◆ PROBLEM ◆
Repeat the listing exactly, line by line.

---

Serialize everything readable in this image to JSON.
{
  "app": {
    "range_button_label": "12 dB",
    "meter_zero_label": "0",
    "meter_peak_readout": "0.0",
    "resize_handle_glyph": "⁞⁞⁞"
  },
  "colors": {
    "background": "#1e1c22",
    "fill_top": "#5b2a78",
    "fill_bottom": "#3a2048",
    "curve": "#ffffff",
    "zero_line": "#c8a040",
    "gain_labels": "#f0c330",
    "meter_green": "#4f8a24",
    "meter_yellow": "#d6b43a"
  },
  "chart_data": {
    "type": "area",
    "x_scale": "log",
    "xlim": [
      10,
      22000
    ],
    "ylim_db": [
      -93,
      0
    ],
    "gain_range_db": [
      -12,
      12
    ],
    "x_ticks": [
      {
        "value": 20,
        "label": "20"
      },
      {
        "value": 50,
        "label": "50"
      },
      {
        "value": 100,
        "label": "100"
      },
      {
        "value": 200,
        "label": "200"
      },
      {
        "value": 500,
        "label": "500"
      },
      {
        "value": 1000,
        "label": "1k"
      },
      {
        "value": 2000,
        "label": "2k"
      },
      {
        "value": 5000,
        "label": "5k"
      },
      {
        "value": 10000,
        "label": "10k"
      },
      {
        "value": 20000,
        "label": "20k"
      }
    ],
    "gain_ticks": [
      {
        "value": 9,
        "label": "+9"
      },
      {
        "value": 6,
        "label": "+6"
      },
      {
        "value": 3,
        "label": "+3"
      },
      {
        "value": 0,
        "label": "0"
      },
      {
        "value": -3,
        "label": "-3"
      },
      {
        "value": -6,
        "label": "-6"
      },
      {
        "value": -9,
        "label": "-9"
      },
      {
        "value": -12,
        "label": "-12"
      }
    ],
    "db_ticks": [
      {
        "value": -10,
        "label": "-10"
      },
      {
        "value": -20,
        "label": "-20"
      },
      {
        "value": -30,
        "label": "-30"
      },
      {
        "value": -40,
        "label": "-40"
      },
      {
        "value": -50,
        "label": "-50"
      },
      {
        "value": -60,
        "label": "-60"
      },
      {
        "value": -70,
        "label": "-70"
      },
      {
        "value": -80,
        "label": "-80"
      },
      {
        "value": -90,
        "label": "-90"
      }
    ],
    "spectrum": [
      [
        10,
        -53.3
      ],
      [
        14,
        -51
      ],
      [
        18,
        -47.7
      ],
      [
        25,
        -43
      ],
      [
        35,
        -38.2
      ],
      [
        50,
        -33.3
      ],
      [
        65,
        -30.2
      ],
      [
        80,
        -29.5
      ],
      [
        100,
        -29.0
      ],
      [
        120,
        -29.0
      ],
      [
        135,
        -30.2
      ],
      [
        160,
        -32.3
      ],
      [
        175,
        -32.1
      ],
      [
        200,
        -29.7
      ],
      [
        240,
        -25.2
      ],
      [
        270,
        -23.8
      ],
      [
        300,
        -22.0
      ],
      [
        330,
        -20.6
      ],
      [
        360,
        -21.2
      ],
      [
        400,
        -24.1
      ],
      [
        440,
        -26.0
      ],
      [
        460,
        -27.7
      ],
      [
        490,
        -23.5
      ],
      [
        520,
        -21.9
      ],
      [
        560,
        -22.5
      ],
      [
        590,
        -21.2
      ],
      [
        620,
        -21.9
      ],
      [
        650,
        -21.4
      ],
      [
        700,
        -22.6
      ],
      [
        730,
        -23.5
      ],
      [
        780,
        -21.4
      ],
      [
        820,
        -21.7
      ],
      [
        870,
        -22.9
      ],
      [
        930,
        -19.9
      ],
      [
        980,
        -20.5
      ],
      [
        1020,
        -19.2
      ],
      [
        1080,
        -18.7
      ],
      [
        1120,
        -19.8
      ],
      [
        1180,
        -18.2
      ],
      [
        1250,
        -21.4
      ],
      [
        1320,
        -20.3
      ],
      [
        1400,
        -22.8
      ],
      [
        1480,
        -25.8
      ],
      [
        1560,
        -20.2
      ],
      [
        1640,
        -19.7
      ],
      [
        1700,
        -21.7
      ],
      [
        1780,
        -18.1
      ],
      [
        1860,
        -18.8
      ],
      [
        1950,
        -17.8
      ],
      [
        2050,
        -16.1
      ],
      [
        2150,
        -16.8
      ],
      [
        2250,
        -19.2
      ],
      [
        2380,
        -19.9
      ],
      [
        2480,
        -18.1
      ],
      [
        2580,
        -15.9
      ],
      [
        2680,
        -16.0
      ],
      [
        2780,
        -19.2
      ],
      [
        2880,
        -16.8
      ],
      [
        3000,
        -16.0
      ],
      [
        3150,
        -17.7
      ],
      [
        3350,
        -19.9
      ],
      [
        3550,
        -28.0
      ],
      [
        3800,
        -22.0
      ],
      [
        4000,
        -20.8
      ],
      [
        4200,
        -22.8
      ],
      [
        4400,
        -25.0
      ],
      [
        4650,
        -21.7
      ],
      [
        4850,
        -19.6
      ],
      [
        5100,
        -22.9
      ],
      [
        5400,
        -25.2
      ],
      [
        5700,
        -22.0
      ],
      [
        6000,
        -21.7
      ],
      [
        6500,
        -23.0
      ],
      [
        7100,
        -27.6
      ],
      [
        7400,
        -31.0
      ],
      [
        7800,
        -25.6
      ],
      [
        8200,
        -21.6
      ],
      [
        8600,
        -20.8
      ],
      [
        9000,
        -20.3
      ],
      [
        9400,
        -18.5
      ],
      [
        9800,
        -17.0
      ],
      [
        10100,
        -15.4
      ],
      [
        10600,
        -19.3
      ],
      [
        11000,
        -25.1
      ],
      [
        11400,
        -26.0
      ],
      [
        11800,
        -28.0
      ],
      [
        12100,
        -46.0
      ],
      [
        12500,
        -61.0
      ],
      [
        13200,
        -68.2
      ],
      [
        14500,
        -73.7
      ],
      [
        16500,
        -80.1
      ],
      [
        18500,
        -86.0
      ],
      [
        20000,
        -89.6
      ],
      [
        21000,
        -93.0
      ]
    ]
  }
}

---

◆ THE COMPLETED TASK ◆
Serialize everything readable in this image to JSON.
{
  "app": {
    "range_button_label": "12 dB",
    "meter_zero_label": "0",
    "meter_peak_readout": "0.0",
    "resize_handle_glyph": "⁞⁞⁞"
  },
  "colors": {
    "background": "#1e1c22",
    "fill_top": "#5b2a78",
    "fill_bottom": "#3a2048",
    "curve": "#ffffff",
    "zero_line": "#c8a040",
    "gain_labels": "#f0c330",
    "meter_green": "#4f8a24",
    "meter_yellow": "#d6b43a"
  },
  "chart_data": {
    "type": "area",
    "x_scale": "log",
    "xlim": [
      10,
      22000
    ],
    "ylim_db": [
      -93,
      0
    ],
    "gain_range_db": [
      -12,
      12
    ],
    "x_ticks": [
      {
        "value": 20,
        "label": "20"
      },
      {
        "value": 50,
        "label": "50"
      },
      {
        "value": 100,
        "label": "100"
      },
      {
        "value": 200,
        "label": "200"
      },
      {
        "value": 500,
        "label": "500"
      },
      {
        "value": 1000,
        "label": "1k"
      },
      {
        "value": 2000,
        "label": "2k"
      },
      {
        "value": 5000,
        "label": "5k"
      },
      {
        "value": 10000,
        "label": "10k"
      },
      {
        "value": 20000,
        "label": "20k"
      }
    ],
    "gain_ticks": [
      {
        "value": 9,
        "label": "+9"
      },
      {
        "value": 6,
        "label": "+6"
      },
      {
        "value": 3,
        "label": "+3"
      },
      {
        "value": 0,
        "label": "0"
      },
      {
        "value": -3,
        "label": "-3"
      },
      {
        "value": -6,
        "label": "-6"
      },
      {
        "value": -9,
        "label": "-9"
      },
      {
        "value": -12,
        "label": "-12"
      }
    ],
    "db_ticks": [
      {
        "value": -10,
        "label": "-10"
      },
      {
        "value": -20,
        "label": "-20"
      },
      {
        "value": -30,
        "label": "-30"
      },
      {
        "value": -40,
        "label": "-40"
      },
      {
        "value": -50,
        "label": "-50"
      },
      {
        "value": -60,
        "label": "-60"
      },
      {
        "value": -70,
        "label": "-70"
      },
      {
        "value": -80,
        "label": "-80"
      },
      {
        "value": -90,
        "label": "-90"
      }
    ],
    "spectrum": [
      [
        10,
        -53.3
      ],
      [
        14,
        -51
      ],
      [
        18,
        -47.7
      ],
      [
        25,
        -43
      ],
      [
        35,
        -38.2
      ],
      [
        50,
        -33.3
      ],
      [
        65,
        -30.2
      ],
      [
        80,
        -29.5
      ],
      [
        100,
        -29.0
      ],
      [
        120,
        -29.0
      ],
      [
        135,
        -30.2
      ],
      [
        160,
        -32.3
      ],
      [
        175,
        -32.1
      ],
      [
        200,
        -29.7
      ],
      [
        240,
        -25.2
      ],
      [
        270,
        -23.8
      ],
      [
        300,
        -22.0
      ],
      [
        330,
        -20.6
      ],
      [
        360,
        -21.2
      ],
      [
        400,
        -24.1
      ],
      [
        440,
        -26.0
      ],
      [
        460,
        -27.7
      ],
      [
        490,
        -23.5
      ],
      [
        520,
        -21.9
      ],
      [
        560,
        -22.5
      ],
      [
        590,
        -21.2
      ],
      [
        620,
        -21.9
      ],
      [
        650,
        -21.4
      ],
      [
        700,
        -22.6
      ],
      [
        730,
        -23.5
      ],
      [
        780,
        -21.4
      ],
      [
        820,
        -21.7
      ],
      [
        870,
        -22.9
      ],
      [
        930,
        -19.9
      ],
      [
        980,
        -20.5
      ],
      [
        1020,
        -19.2
      ],
      [
        1080,
        -18.7
      ],
      [
        1120,
        -19.8
      ],
      [
        1180,
        -18.2
      ],
      [
        1250,
        -21.4
      ],
      [
        1320,
        -20.3
      ],
      [
        1400,
        -22.8
      ],
      [
        1480,
        -25.8
      ],
      [
        1560,
        -20.2
      ],
      [
        1640,
        -19.7
      ],
      [
        1700,
        -21.7
      ],
      [
        1780,
        -18.1
      ],
      [
        1860,
        -18.8
      ],
      [
        1950,
        -17.8
      ],
      [
        2050,
        -16.1
      ],
      [
        2150,
        -16.8
      ],
      [
        2250,
        -19.2
      ],
      [
        2380,
        -19.9
      ],
      [
        2480,
        -18.1
      ],
      [
        2580,
        -15.9
      ],
      [
        2680,
        -16.0
      ],
      [
        2780,
        -19.2
      ],
      [
        2880,
        -16.8
      ],
      [
        3000,
        -16.0
      ],
      [
        3150,
        -17.7
      ],
      [
        3350,
        -19.9
      ],
      [
        3550,
        -28.0
      ],
      [
        3800,
        -22.0
      ],
      [
        4000,
        -20.8
      ],
      [
        4200,
        -22.8
      ],
      [
        4400,
        -25.0
      ],
      [
        4650,
        -21.7
      ],
      [
        4850,
        -19.6
      ],
      [
        5100,
        -22.9
      ],
      [
        5400,
        -25.2
      ],
      [
        5700,
        -22.0
      ],
      [
        6000,
        -21.7
      ],
      [
        6500,
        -23.0
      ],
      [
        7100,
        -27.6
      ],
      [
        7400,
        -31.0
      ],
      [
        7800,
        -25.6
      ],
      [
        8200,
        -21.6
      ],
      [
        8600,
        -20.8
      ],
      [
        9000,
        -20.3
      ],
      [
        9400,
        -18.5
      ],
      [
        9800,
        -17.0
      ],
      [
        10100,
        -15.4
      ],
      [
        10600,
        -19.3
      ],
      [
        11000,
        -25.1
      ],
      [
        11400,
        -26.0
      ],
      [
        11800,
        -28.0
      ],
      [
        12100,
        -46.0
      ],
      [
        12500,
        -61.0
      ],
      [
        13200,
        -68.2
      ],
      [
        14500,
        -73.7
      ],
      [
        16500,
        -80.1
      ],
      [
        18500,
        -86.0
      ],
      [
        20000,
        -89.6
      ],
      [
        21000,
        -93.0
      ]
    ]
  }
}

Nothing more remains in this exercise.